* [Work task]: Every line in the listing should be set down again verbatim.
START Records shown
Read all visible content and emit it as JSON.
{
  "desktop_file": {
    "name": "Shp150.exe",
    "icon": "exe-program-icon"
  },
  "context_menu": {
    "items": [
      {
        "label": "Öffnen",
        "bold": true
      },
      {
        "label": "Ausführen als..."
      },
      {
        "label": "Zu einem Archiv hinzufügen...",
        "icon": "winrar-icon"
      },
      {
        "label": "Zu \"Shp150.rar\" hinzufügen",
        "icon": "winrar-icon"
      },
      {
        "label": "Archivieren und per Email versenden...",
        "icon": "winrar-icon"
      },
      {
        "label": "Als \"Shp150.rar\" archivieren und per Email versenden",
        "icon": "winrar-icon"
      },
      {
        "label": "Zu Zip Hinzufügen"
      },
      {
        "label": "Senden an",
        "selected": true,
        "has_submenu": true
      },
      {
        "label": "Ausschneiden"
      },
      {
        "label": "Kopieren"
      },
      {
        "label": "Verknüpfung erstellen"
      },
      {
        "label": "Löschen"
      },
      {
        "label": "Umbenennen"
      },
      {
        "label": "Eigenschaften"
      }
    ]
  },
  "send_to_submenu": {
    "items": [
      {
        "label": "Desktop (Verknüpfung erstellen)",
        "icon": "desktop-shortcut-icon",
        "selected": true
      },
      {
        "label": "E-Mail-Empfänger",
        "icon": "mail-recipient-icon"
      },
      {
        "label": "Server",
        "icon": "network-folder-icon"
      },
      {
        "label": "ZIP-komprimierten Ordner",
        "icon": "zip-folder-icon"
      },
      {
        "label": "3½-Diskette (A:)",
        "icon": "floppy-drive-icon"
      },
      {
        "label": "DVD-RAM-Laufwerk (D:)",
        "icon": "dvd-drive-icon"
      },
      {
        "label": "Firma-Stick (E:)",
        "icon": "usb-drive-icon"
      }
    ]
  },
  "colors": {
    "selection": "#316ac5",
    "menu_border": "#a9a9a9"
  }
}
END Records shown
* [Exercise answer]:
Read all visible content and emit it as JSON.
{
  "desktop_file": {
    "name": "Shp150.exe",
    "icon": "exe-program-icon"
  },
  "context_menu": {
    "items": [
      {
        "label": "Öffnen",
        "bold": true
      },
      {
        "label": "Ausführen als..."
      },
      {
        "label": "Zu einem Archiv hinzufügen...",
        "icon": "winrar-icon"
      },
      {
        "label": "Zu \"Shp150.rar\" hinzufügen",
        "icon": "winrar-icon"
      },
      {
        "label": "Archivieren und per Email versenden...",
        "icon": "winrar-icon"
      },
      {
        "label": "Als \"Shp150.rar\" archivieren und per Email versenden",
        "icon": "winrar-icon"
      },
      {
        "label": "Zu Zip Hinzufügen"
      },
      {
        "label": "Senden an",
        "selected": true,
        "has_submenu": true
      },
      {
        "label": "Ausschneiden"
      },
      {
        "label": "Kopieren"
      },
      {
        "label": "Verknüpfung erstellen"
      },
      {
        "label": "Löschen"
      },
      {
        "label": "Umbenennen"
      },
      {
        "label": "Eigenschaften"
      }
    ]
  },
  "send_to_submenu": {
    "items": [
      {
        "label": "Desktop (Verknüpfung erstellen)",
        "icon": "desktop-shortcut-icon",
        "selected": true
      },
      {
        "label": "E-Mail-Empfänger",
        "icon": "mail-recipient-icon"
      },
      {
        "label": "Server",
        "icon": "network-folder-icon"
      },
      {
        "label": "ZIP-komprimierten Ordner",
        "icon": "zip-folder-icon"
      },
      {
        "label": "3½-Diskette (A:)",
        "icon": "floppy-drive-icon"
      },
      {
        "label": "DVD-RAM-Laufwerk (D:)",
        "icon": "dvd-drive-icon"
      },
      {
        "label": "Firma-Stick (E:)",
        "icon": "usb-drive-icon"
      }
    ]
  },
  "colors": {
    "selection": "#316ac5",
    "menu_border": "#a9a9a9"
  }
}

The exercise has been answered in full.